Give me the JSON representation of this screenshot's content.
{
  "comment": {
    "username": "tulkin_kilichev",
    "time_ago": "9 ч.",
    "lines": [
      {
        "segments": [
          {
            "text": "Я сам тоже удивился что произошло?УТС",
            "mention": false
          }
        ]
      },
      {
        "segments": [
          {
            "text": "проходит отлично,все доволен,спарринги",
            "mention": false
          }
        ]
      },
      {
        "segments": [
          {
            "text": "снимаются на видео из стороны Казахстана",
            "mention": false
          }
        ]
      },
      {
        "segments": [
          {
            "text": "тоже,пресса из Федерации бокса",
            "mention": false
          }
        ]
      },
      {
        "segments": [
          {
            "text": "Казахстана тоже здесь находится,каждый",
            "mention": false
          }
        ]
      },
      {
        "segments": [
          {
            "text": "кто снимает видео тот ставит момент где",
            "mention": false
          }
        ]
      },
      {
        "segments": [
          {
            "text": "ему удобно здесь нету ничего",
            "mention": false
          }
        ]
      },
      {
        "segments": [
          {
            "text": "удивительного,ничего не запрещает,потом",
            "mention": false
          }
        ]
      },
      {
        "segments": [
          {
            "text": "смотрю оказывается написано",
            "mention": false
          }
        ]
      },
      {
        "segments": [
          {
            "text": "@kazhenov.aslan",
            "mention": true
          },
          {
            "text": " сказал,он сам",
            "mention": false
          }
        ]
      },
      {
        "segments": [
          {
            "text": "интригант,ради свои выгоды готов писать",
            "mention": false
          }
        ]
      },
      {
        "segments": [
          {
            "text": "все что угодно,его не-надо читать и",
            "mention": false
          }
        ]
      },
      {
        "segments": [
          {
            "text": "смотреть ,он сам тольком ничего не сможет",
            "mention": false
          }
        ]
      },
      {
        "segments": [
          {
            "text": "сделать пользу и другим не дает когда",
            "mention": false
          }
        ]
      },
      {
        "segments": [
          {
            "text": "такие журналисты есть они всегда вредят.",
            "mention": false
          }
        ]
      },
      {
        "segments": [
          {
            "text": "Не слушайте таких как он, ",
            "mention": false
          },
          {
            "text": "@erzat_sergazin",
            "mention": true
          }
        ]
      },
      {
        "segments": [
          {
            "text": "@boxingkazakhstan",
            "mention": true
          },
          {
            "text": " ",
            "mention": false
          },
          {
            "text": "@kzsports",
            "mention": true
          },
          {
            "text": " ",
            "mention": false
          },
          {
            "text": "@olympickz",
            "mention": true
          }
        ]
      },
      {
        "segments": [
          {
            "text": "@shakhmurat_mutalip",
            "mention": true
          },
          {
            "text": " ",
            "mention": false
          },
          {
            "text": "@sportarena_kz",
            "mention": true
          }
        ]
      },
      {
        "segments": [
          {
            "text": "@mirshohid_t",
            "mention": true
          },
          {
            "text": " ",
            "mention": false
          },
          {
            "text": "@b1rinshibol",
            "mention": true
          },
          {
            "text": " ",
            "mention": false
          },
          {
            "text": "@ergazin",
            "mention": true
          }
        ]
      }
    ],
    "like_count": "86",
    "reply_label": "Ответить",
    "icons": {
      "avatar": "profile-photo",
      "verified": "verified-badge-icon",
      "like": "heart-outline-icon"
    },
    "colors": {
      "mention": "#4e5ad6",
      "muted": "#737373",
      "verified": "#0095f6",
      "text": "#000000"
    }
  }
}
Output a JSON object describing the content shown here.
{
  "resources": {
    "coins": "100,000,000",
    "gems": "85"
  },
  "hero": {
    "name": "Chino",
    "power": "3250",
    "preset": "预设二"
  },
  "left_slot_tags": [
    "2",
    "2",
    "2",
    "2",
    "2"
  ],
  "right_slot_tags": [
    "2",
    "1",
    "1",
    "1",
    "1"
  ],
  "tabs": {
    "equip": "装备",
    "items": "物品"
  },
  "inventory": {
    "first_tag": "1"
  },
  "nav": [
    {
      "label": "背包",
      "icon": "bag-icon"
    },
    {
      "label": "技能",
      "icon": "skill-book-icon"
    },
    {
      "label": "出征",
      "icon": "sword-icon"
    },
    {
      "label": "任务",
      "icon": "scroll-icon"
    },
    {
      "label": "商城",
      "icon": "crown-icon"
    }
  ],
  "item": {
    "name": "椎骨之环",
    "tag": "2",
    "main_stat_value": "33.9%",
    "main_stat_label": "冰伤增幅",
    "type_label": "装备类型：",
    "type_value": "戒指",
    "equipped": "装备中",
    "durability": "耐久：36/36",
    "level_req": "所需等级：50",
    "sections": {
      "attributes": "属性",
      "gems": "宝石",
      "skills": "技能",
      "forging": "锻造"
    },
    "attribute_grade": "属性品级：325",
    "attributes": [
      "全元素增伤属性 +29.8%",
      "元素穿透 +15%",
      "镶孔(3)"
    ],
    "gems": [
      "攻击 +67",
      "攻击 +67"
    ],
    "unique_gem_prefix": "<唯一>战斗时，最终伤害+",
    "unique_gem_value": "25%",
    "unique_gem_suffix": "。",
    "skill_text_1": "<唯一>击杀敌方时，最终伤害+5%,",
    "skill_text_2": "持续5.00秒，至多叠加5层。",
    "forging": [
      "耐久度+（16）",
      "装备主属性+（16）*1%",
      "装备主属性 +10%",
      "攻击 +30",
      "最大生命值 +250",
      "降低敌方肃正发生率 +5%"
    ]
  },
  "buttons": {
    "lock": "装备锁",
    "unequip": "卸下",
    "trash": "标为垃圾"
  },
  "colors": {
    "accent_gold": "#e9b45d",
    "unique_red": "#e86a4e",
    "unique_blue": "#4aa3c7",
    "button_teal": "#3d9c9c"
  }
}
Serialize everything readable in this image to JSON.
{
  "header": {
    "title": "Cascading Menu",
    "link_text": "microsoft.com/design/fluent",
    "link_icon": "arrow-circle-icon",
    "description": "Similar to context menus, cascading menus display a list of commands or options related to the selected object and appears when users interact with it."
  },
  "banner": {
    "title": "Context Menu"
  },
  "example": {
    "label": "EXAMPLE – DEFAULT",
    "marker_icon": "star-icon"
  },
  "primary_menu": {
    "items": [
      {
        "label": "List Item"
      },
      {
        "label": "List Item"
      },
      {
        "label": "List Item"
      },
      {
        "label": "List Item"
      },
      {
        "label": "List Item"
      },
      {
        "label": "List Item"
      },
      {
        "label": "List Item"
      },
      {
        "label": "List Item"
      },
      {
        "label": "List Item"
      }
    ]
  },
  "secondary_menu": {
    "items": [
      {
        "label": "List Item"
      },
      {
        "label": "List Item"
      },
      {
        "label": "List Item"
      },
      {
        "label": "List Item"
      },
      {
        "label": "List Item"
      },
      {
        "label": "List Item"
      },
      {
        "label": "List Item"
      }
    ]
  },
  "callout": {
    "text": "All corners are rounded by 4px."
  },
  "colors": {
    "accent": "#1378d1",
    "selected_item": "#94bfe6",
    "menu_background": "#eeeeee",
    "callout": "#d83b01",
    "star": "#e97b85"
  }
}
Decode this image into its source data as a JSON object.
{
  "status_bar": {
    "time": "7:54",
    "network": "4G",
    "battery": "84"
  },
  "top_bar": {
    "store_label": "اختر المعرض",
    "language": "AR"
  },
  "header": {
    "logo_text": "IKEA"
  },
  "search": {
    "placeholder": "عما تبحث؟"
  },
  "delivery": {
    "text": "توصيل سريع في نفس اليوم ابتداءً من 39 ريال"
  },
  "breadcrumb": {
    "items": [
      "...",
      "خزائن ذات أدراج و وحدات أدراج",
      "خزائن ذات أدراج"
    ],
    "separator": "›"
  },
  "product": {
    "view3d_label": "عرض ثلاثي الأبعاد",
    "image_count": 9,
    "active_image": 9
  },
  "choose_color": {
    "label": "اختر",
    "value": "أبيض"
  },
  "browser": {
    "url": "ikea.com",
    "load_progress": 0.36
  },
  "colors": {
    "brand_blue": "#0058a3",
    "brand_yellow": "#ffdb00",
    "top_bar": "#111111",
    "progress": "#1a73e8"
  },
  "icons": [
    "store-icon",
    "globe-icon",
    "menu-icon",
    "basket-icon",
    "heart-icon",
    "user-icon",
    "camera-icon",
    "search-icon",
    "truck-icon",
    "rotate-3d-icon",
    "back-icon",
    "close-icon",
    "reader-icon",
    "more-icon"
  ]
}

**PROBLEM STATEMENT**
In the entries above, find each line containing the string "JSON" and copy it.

**ANSWER BOX**
Give me the JSON representation of this screenshot's content.
Output a JSON object describing the content shown here.
Serialize everything readable in this image to JSON.
Decode this image into its source data as a JSON object.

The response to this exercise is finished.